TASK INSTRUCTIONS
Please work out how many lines below contain the word "name", and reply with only that number.

DATASET RECORDS
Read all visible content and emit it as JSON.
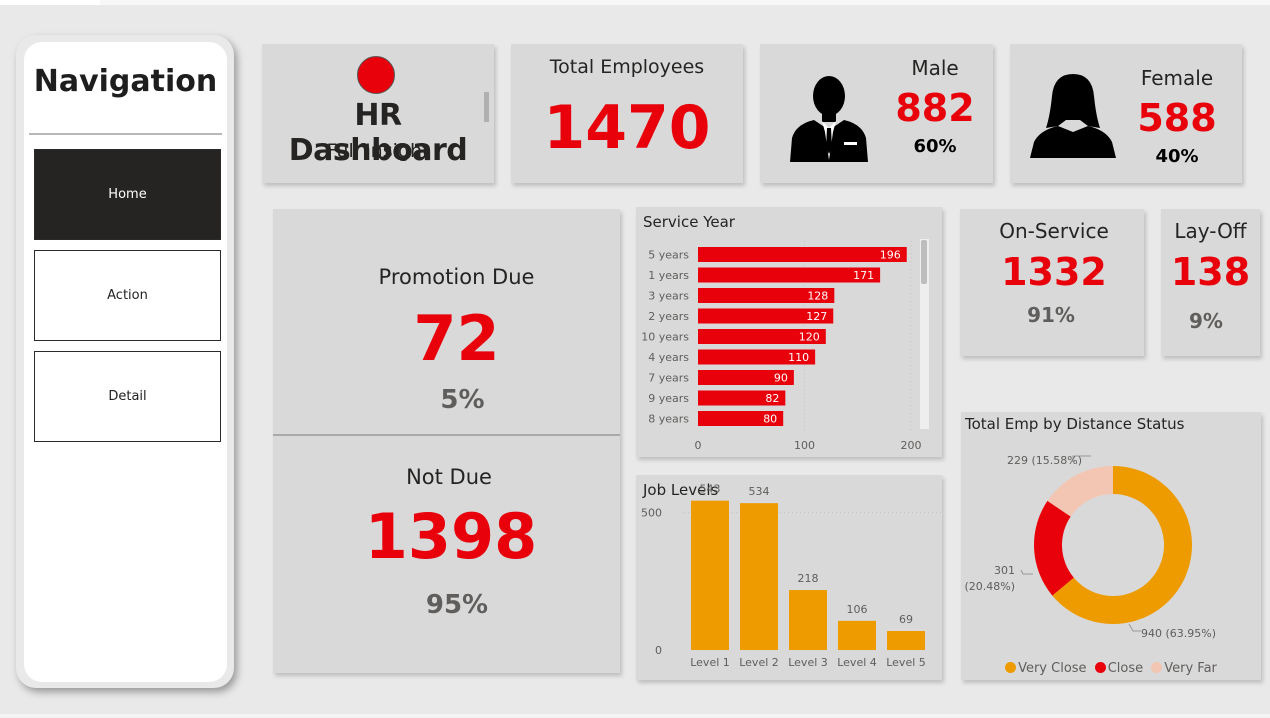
{
  "nav": {
    "title": "Navigation",
    "buttons": [
      {
        "label": "Home",
        "active": true
      },
      {
        "label": "Action",
        "active": false
      },
      {
        "label": "Detail",
        "active": false
      }
    ]
  },
  "header": {
    "title": "HR Dashboard",
    "subtitle": "Full Insight",
    "logo_color": "#e8000b"
  },
  "kpi": {
    "total": {
      "label": "Total Employees",
      "value": "1470"
    },
    "male": {
      "label": "Male",
      "value": "882",
      "pct": "60%"
    },
    "female": {
      "label": "Female",
      "value": "588",
      "pct": "40%"
    },
    "promotion_due": {
      "label": "Promotion Due",
      "value": "72",
      "pct": "5%"
    },
    "not_due": {
      "label": "Not Due",
      "value": "1398",
      "pct": "95%"
    },
    "on_service": {
      "label": "On-Service",
      "value": "1332",
      "pct": "91%"
    },
    "lay_off": {
      "label": "Lay-Off",
      "value": "138",
      "pct": "9%"
    }
  },
  "colors": {
    "accent": "#e8000b",
    "orange": "#ee9b00",
    "close": "#e8000b",
    "very_far": "#f3c6b3",
    "pct_gray": "#605e5c"
  },
  "chart_data": [
    {
      "type": "bar",
      "orientation": "horizontal",
      "title": "Service Year",
      "categories": [
        "5 years",
        "1 years",
        "3 years",
        "2 years",
        "10 years",
        "4 years",
        "7 years",
        "9 years",
        "8 years"
      ],
      "values": [
        196,
        171,
        128,
        127,
        120,
        110,
        90,
        82,
        80
      ],
      "xlim": [
        0,
        200
      ],
      "xticks": [
        "0",
        "100",
        "200"
      ],
      "color": "#e8000b"
    },
    {
      "type": "bar",
      "title": "Job Levels",
      "categories": [
        "Level 1",
        "Level 2",
        "Level 3",
        "Level 4",
        "Level 5"
      ],
      "values": [
        543,
        534,
        218,
        106,
        69
      ],
      "ylim": [
        0,
        600
      ],
      "yticks": [
        "0",
        "500"
      ],
      "color": "#ee9b00"
    },
    {
      "type": "pie",
      "donut": true,
      "title": "Total Emp by Distance Status",
      "slices": [
        {
          "name": "Very Close",
          "value": 940,
          "label": "940 (63.95%)",
          "color": "#ee9b00"
        },
        {
          "name": "Close",
          "value": 301,
          "label": "301 (20.48%)",
          "color": "#e8000b"
        },
        {
          "name": "Very Far",
          "value": 229,
          "label": "229 (15.58%)",
          "color": "#f3c6b3"
        }
      ],
      "legend": "bottom"
    }
  ]
}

EXPECTED ANSWER
3